So the predicted date finally arrived, and the announcement in early February declared that that the last block of IPv4 addresses had been assigned. The official press release from the NRO announced that “This is an historic day in the history of the Internet, and one we have been anticipating for quite some time,” stated Raúl Echeberría, Chairman of the NRO. “The future of the Internet is in IPv6. All Internet stakeholders must now take definitive action to deploy IPv6.”
So what does definitive action really mean? That is certainly a valid question, but not one that can simply be boiled down to a few action items.
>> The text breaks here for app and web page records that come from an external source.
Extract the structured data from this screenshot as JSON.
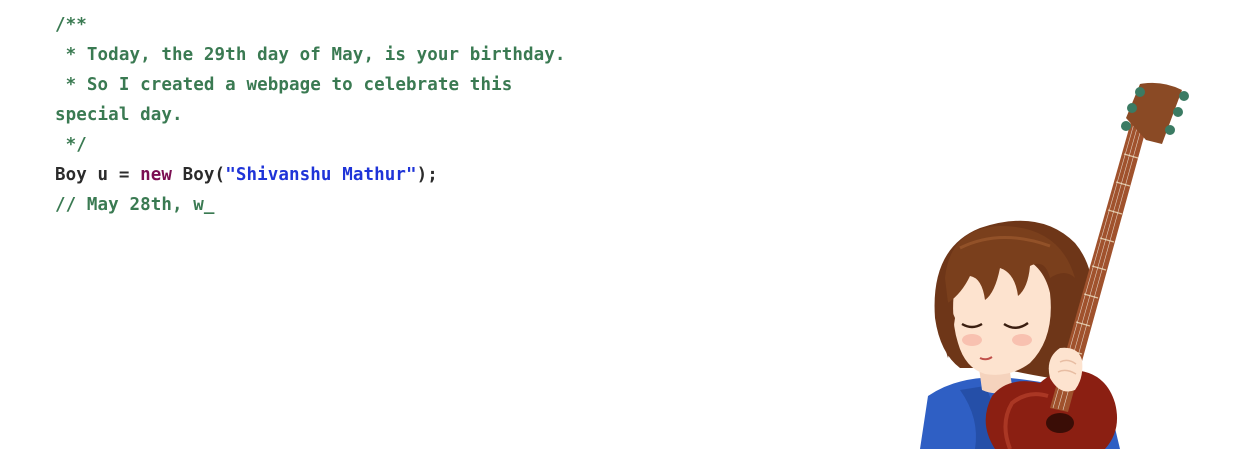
{
  "code": {
    "comment_open": "/**",
    "comment_line1": " * Today, the 29th day of May, is your birthday.",
    "comment_line2": " * So I created a webpage to celebrate this special day.",
    "comment_close": " */",
    "stmt_type": "Boy u = ",
    "stmt_keyword": "new",
    "stmt_ctor": " Boy(",
    "stmt_string": "\"Shivanshu Mathur\"",
    "stmt_end": ");",
    "typing_line": "// May 28th, w",
    "cursor": "_"
  },
  "illustration": {
    "icon": "girl-with-guitar-illustration",
    "colors": {
      "hair": "#7a3f1c",
      "skin": "#fde3cf",
      "shirt": "#2f5fc4",
      "guitar_body": "#8b1f12",
      "guitar_neck": "#a0522d"
    }
  }
}
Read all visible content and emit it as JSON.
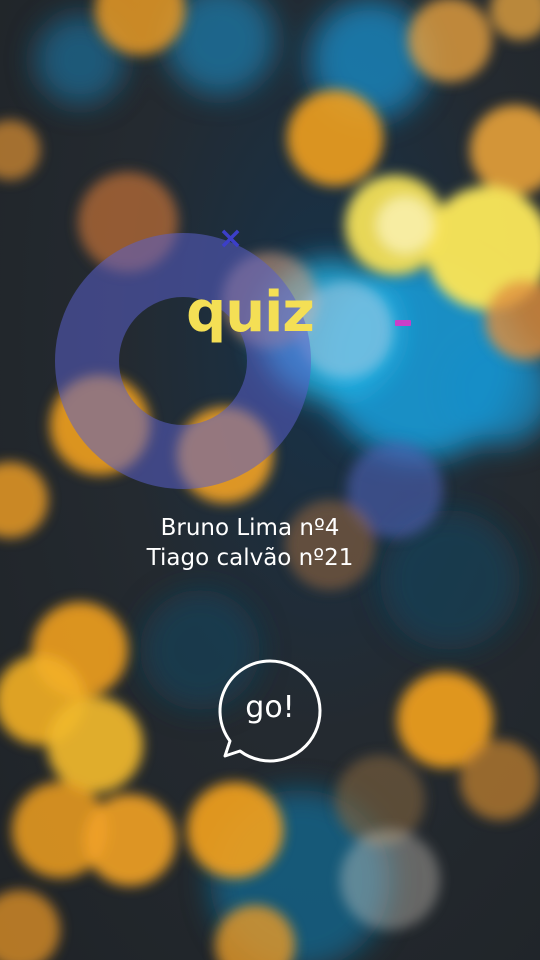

We need to start with a good understanding of the shortcoming of the existing protocol (IPv4) plus the capabilities of the new protocol (IPv6); and then be in position to understand the format of these new addresses, how they are implemented within Internet-connected devices, which vendors are at the forefront of the technology, and how existing IPv4 systems can be transitioned to support IPv6.
The Rise of IPv6 is the first in a series of monthly conversations about the origins, evolution, attributes and challenges of IPv6. This is an extraordinarily important topic that will impact virtually every aspect of the networked world.
Mark A. Miller, P.E. is President of DigiNet Corporation®, a Denver-based consulting engineering firm specializing in the design of complex networks and multi-protocol internetworks. He is the author of many books on networking technologies, including the Internet Technologies Handbook, published by John Wiley & Sons.